Few New York families could rival their patrician status. Materially comfortable in an expensive city and able to move with ease at the highest levels, custodians of the mightiest of public voices, members of the family were pillars of the power elite in New York. Now, they must contemplate financial ruin, or at least handing the company over to their social and moral inferiors, salvaging at best a tiny portion of the vast fortune that once supported them handsomely.
Moody's is clearly worried about the company's liquidity, giving it a Speculative Grade Liquidity rating SGL-3. The company faces some substantial debts coming due through 2011. Moody's believes the Slim Money and other sources of cash will cover the 2009 debts, and the majority of a $250 million note coming due in March, 2010. But it has a $400 million debt rollover coming due in June, 2011. To pay that note off, the company will have to scrape together whatever cash it can drag out of its operations, and add money the company hopes to generate by selling (and leasing back) its interest in its headquarters building, and selling its interest in the Boston Red Sox, the New England newspapers, and perhaps -- its last salable asset -- the About.com group.
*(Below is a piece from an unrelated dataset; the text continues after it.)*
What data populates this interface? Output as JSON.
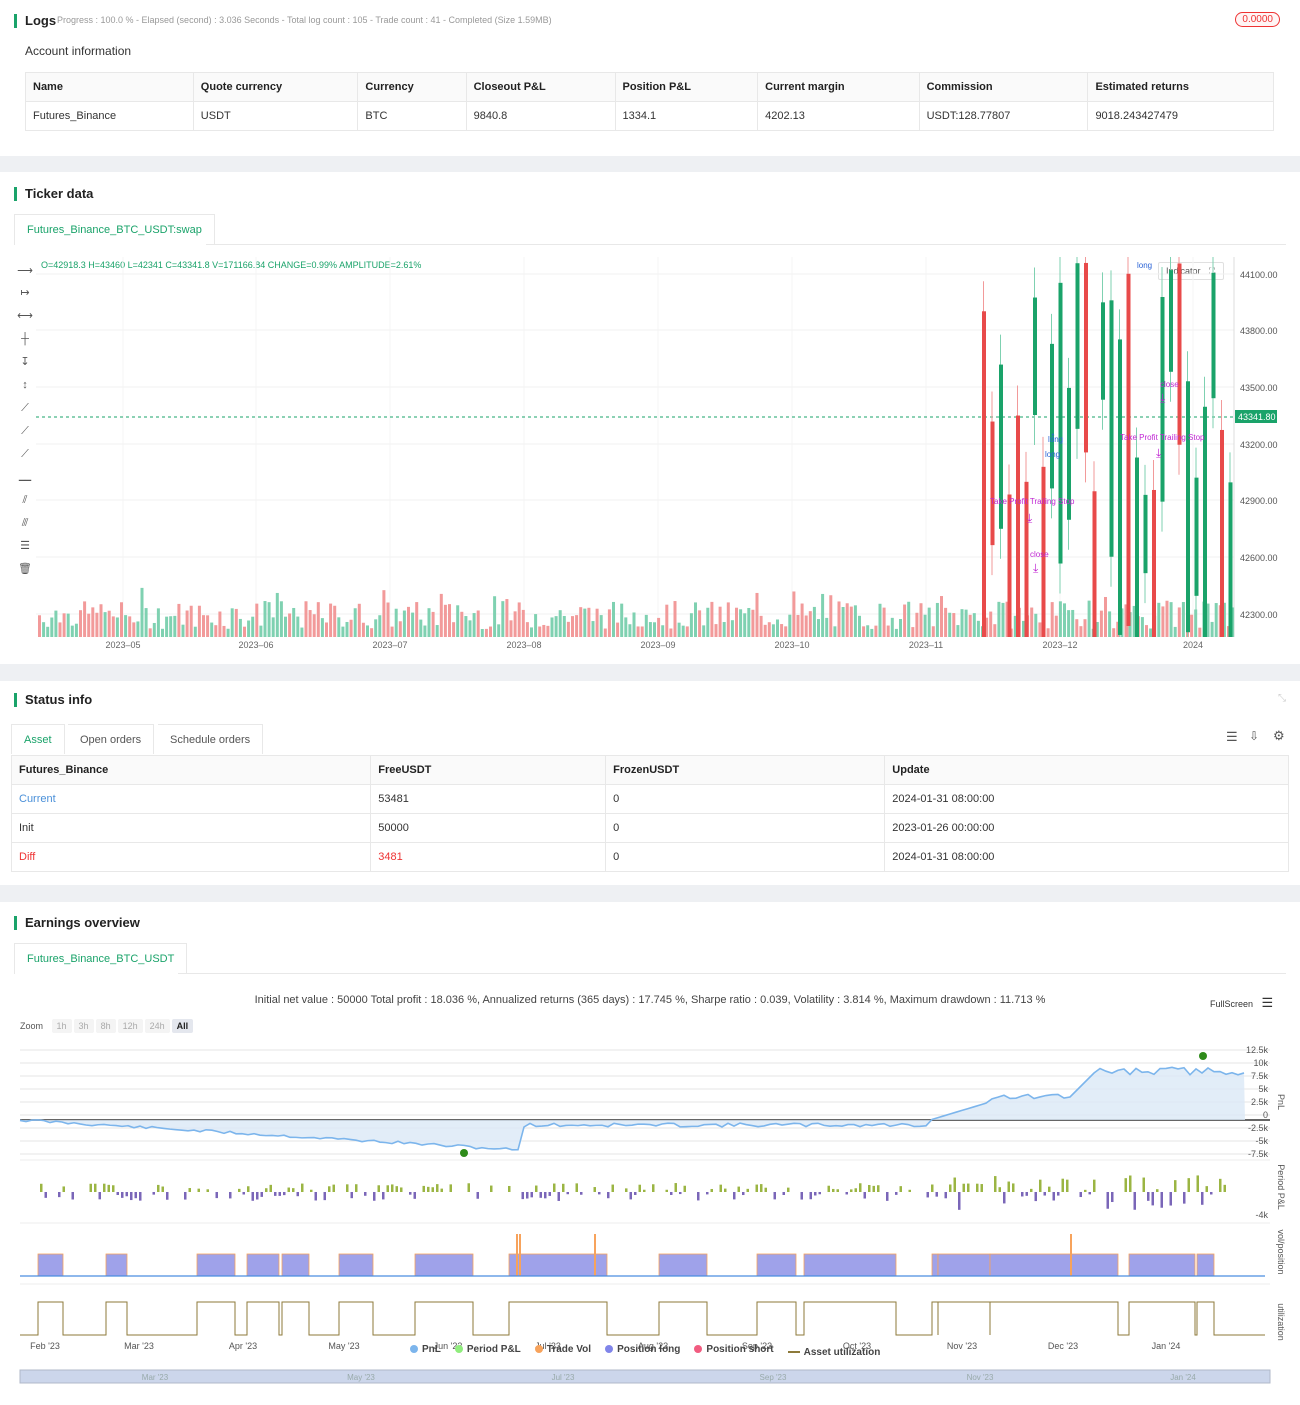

Plainly, the game is survival now. The core newspaper business is struggling for life everywhere, but the New York Times had special assets, including an unsurpassed brand name and a national presence. It might have been possible for a gifted leader to have steered the Times on a better course. Pinch publicly reassured his cousins that "innovative products and services across media platforms" would secure a bright future for the company. But his sweet words have proven to be blather.
His strategies have been poorly conceived and incompetently implemented. Pinch paid roughly half a billion dollars for About.com and a few other web properties that do not generate anything like a 14% return (the company's marginal cost of capital at the moment). He squandered over a billion dollars buying New England newspaper properties, now nearly valueless, except for the interest the Boston Globe had in the Red Sox.
In an unbelievably craven move, Pinch actually raised the dividend by almost a third in 2007, in the face of declining revenues and profits. This meant that the controlling shareholders, his family, received a one third spike in their income, as if to reassure that matters were under control. Or, if one were cynical, they got some of their money out while the company was still solvent.
Either way, the company is significantly weakened now, forced to strip itself of assets to meet its debts, and facing a collapsing market for newspaper advertising. The billion and a half dollars Pinch unwisely spent on acquisitions would go a long way right now.
Only a miracle -- a sudden rebound in the economy, the end of the internet, and a brand new mindset in the leadership of the company -- can save the company now. And I wouldn't bet on that trifecta. A "negative outlook" says it all. The handwriting is not just on the wall, it is in the securities rating.
Thomas Lifson is the editor and publisher of American Thinker.